[NEW YORK/SINGAPORE] Singapore's state-owned power grid operator wants to build more connections to neighbouring countries to tap their greater potential for renewable energy.
Nations like Malaysia and Indonesia have ample spare land for solar panels and enough wind to power turbines, both things that Singapore is lacking, Wong Kim Yin, chief executive officer of SP Group, said in an interview on Friday. Building transmission lines to connect the countries and using renewable energy credits to facilitate power trading can allow the island nation to use clean power even if it can't produce it.
"One of the possible ways of tapping renewable resources is actually working with our neighbours," Mr Wong said on Bloomberg Television. "Some physical regional interconnects will help Singapore in that department."
Singapore faces two challenges getting more green power. The first is that producing clean energy for its densely populated urban areas requires a large amount of open land, a problem shared by grids globally as they seek more carbon-free electricity. The second, which is unique to its city-state status, is that its borders are national boundaries.
The idea of connecting power plants and customers across South-east Asia has been pursued for more than 20 years, but stymied by issues including lack of government coordination and infrastructure funding. But that could be changing.
Singapore Minister of Trade & Industry Chan Chun Sing on Tuesday included regional power grids as one of four measures the country will explore to help decarbonize its power sector, which is almost entirely reliant on imported natural gas. Also last week, Malaysia's energy minister, Yeo Bee Yin, said the nation is in discussions with Singapore about cross-border power supplies, and expects to complete 550 megawatts of new grid connection capacity this year and a similar amount next year.

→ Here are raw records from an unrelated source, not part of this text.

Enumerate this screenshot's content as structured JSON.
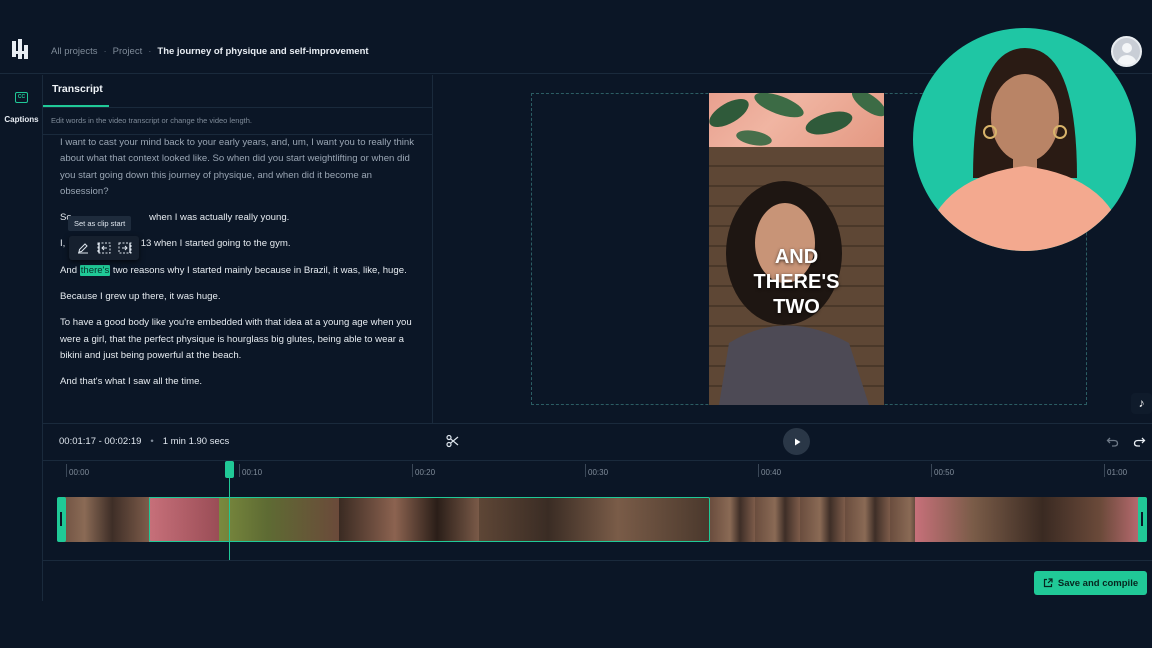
{
  "breadcrumb": {
    "all_projects": "All projects",
    "project": "Project",
    "current": "The journey of physique and self-improvement",
    "separator": "·"
  },
  "rail": {
    "captions_label": "Captions",
    "captions_icon": "CC"
  },
  "transcript": {
    "tab_label": "Transcript",
    "hint": "Edit words in the video transcript or change the video length.",
    "paragraphs": {
      "p1": "I want to cast your mind back to your early years, and, um, I want you to really think about what that context looked like. So when did you start weightlifting or when did you start going down this journey of physique, and when did it become an obsession?",
      "p2_a": "So",
      "p2_b": "when I was actually really young.",
      "p3_a": "I,",
      "p3_b": "13 when I started going to the gym.",
      "p4_a": "And",
      "p4_highlight": "there's",
      "p4_b": "two reasons why I started mainly because in Brazil, it was, like, huge.",
      "p5": "Because I grew up there, it was huge.",
      "p6": "To have a good body like you're embedded with that idea at a young age when you were a girl, that the perfect physique is hourglass big glutes, being able to wear a bikini and just being powerful at the beach.",
      "p7": "And that's what I saw all the time."
    },
    "tooltip": "Set as clip start"
  },
  "clip_info": {
    "range": "00:01:17 - 00:02:19",
    "separator": "•",
    "duration": "1 min 1.90 secs"
  },
  "preview": {
    "caption_lines": [
      "AND",
      "THERE'S",
      "TWO"
    ]
  },
  "timeline": {
    "ticks": [
      "00:00",
      "00:10",
      "00:20",
      "00:30",
      "00:40",
      "00:50",
      "01:00"
    ]
  },
  "actions": {
    "save_label": "Save and compile"
  },
  "colors": {
    "accent": "#20c997",
    "background": "#0b1626",
    "bubble": "#1fc6a4"
  },
  "icons": [
    "logo-icon",
    "captions-icon",
    "edit-icon",
    "clip-start-icon",
    "clip-end-icon",
    "scissors-icon",
    "play-icon",
    "undo-icon",
    "redo-icon",
    "tiktok-icon",
    "external-link-icon",
    "user-avatar-icon"
  ]
}
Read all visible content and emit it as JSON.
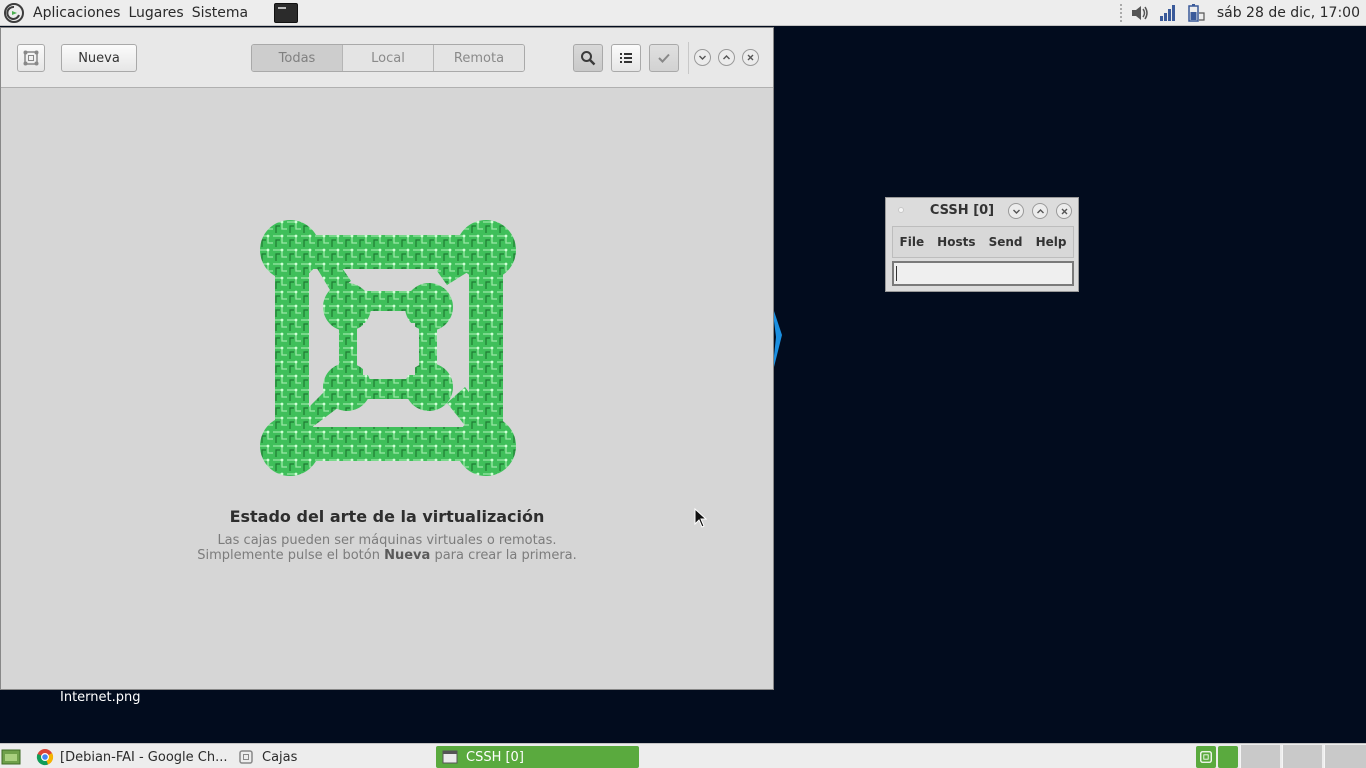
{
  "top_panel": {
    "menus": [
      "Aplicaciones",
      "Lugares",
      "Sistema"
    ],
    "clock": "sáb 28 de dic, 17:00"
  },
  "boxes_window": {
    "new_button": "Nueva",
    "filters": [
      "Todas",
      "Local",
      "Remota"
    ],
    "active_filter": "Todas",
    "empty_title": "Estado del arte de la virtualización",
    "empty_line1": "Las cajas pueden ser máquinas virtuales o remotas.",
    "empty_line2_pre": "Simplemente pulse el botón ",
    "empty_line2_bold": "Nueva",
    "empty_line2_post": " para crear la primera."
  },
  "cssh_window": {
    "title": "CSSH [0]",
    "menu": [
      "File",
      "Hosts",
      "Send",
      "Help"
    ],
    "input_value": ""
  },
  "desktop": {
    "icon_label": "Internet.png"
  },
  "taskbar": {
    "tasks": [
      "[Debian-FAI - Google Ch...",
      "Cajas",
      "CSSH [0]"
    ],
    "active_task": "CSSH [0]"
  },
  "colors": {
    "accent_green": "#5aaa3e",
    "logo_green": "#3fbf5a",
    "desktop_bg": "#020c1e"
  }
}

Legislation limits the use of Singapore and Malaysia's existing power connections only to emergencies, Mr Wong said. A bilateral government agreement could immediately allow trading across those lines and start a movement toward wider international connections, he said.
Malaysia already has links to Thailand, which is also connected to Laos, so eventually Singapore could invest in hydropower dams in Laos and use renewable energy credits to receive the same amount of electricity from Malaysia, Mr Wong said. Even if the power Singapore receives isn't necessarily generated by renewables, the net effect for the region would be more carbon-free electricity.
Mr Wong also discussed a few other green proposals:
SP Group is trying to speed the transition to electric vehicles in Singapore by building 1,000 charging stations by the end of 2020, from about 200 now. The company is focusing on large fleet owners, as EVs are more cost-efficient than traditional vehicles, even without subsidies, if they travel at least 80 kilometres daily, Mr Wong said.
In the long run, technologies including nuclear fusion and hydrogen might be able to provide more carbon-free energy for Singapore, Mr Wong said. He sees them as potential options in 15 years or more, but both need more development to make them safer and cost effective.